It may be outrageous, but it is not far-fetched, to speak of a special grace for America, because hundreds of millions of people around the world look toward such a special grace, in the precise sense of the word.
In more than a year of campaigning, Barack Obama has made a long list of promises for new federal programs costing tens of billions of dollars, many of them aimed at protecting people from the pain of a souring economy.
But if he wins the presidency, Obama will be hard-pressed to keep his blueprint intact. A variety of budget analysts are skeptical that the Democrat's agenda could survive in the face of large federal budget deficits and the difficulty of making good on his plan to raise new revenue by closing tax loopholes, ending the Iraq war and cutting spending that is deemed low-priority.
There's a weird irony at work when Sen. Barack Obama, the black presidential candidate who will allegedly scrub the stain of racism from the nation, vows to run afoul of the constitutional amendment that abolished slavery.
For those who don't remember, the 13th Amendment says: "Neither slavery nor involuntary servitude, except as a punishment for crime ... shall exist within the United States."
Toddlers who turn their noses up at spicy food from overseas could be branded racists by a Government-sponsored agency.
The National Children's Bureau, which receives £12 million a year, mainly from Government funded organisations, has issued guidance to play leaders and nursery teachers advising them to be alert for racist incidents among youngsters in their care.
This could include a child of as young as three who says "yuk" in response to being served unfamiliar foreign food.
The reversal of fortunes is attributed to the “surge” strategy of General David Petraeus, the commander of US forces, who targeted Al-Qaeda in Iraq above all else after securing an extra 30,000 troops last year.
His officers exploited local resentment of the terrorists and promised to protect those who resisted them. Under Petraeus’s plan, they established awakening councils, or groups calling themselves concerned local citizens. These Sunni groups helped to drive Al-Qaeda from many of its bastions.
US and Iraqi forces were then able to retake large swathes of the country and complete the “clearing” of cities such as Ramadi and Falluja and large areas of Baghdad. The overall number of attacks in Iraq has fallen by 80% in the past year alone.
Nouri al-Maliki, the prime minister, has gone on in recent months to reassert control over Basra in the south and Baghdad’s Sadr City, the two main strongholds of the Shi’ite Mahdi Army.
You might think from the recent spate of atheist best-sellers that belief in God has become intellectually indefensible for thinking people today. But a look at these books by Richard Dawkins, Sam Harris, and Christopher Hitchens, among others, quickly reveals that the so-called New Atheism lacks intellectual muscle. It is blissfully ignorant of the revolution that has taken place in Anglo-American philosophy. It reflects the scientism of a bygone generation rather than the contemporary intellectual scene.

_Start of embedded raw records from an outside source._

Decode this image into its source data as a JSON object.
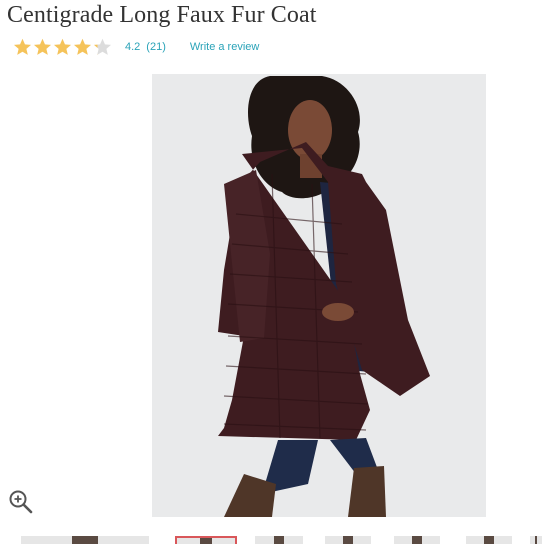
{
  "product": {
    "title": "Centigrade Long Faux Fur Coat"
  },
  "rating": {
    "stars": 4.2,
    "max_stars": 5,
    "value_text": "4.2",
    "count_text": "(21)",
    "write_review_label": "Write a review",
    "star_color": "#f5c35a",
    "star_empty_color": "#dcdcdc",
    "link_color": "#2aa3b8"
  },
  "gallery": {
    "zoom_icon": "zoom-in-icon",
    "thumbnail_count": 8,
    "active_thumbnail": 2
  }
}
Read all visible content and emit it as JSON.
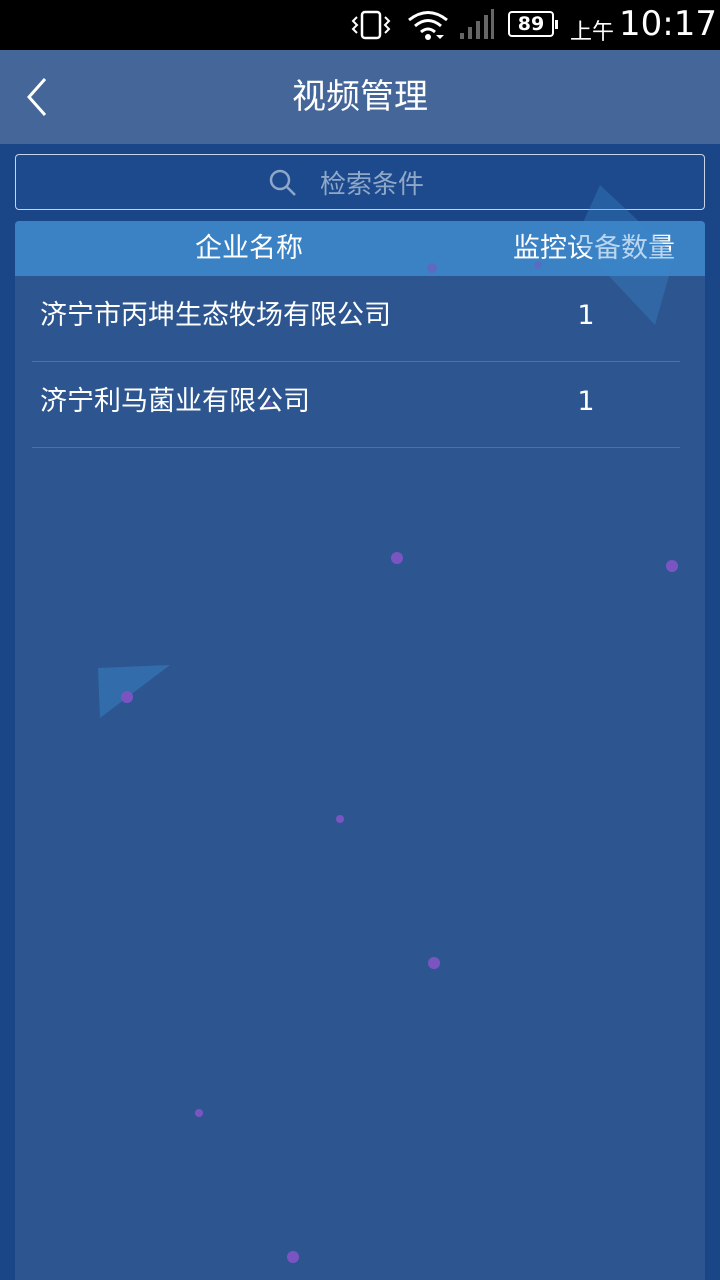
{
  "status_bar": {
    "battery_level": "89",
    "ampm": "上午",
    "time": "10:17",
    "icons": [
      "vibrate-icon",
      "wifi-icon",
      "signal-icon",
      "battery-icon"
    ]
  },
  "header": {
    "back_icon": "chevron-left-icon",
    "title": "视频管理"
  },
  "search": {
    "placeholder": "检索条件",
    "icon": "search-icon"
  },
  "table": {
    "columns": [
      "企业名称",
      "监控设备数量"
    ],
    "rows": [
      {
        "name": "济宁市丙坤生态牧场有限公司",
        "count": "1"
      },
      {
        "name": "济宁利马菌业有限公司",
        "count": "1"
      }
    ]
  },
  "colors": {
    "status_bar": "#000000",
    "header": "#446698",
    "background": "#1a4586",
    "panel": "#2d5690",
    "table_header": "#3b82c4"
  }
}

Thursday's Supreme Court decision affirming that the Second Amendment recognizes an individual right to own firearms for self-defense was a vindication of those who have long argued that position. But it was an even more stunning defeat for advocates of gun control, who not so long ago seemed to have history, law, and public sympathy on their side. Back then, they couldn't have dreamed that the Supreme Court would say, "You know what? The National Rifle Association is right."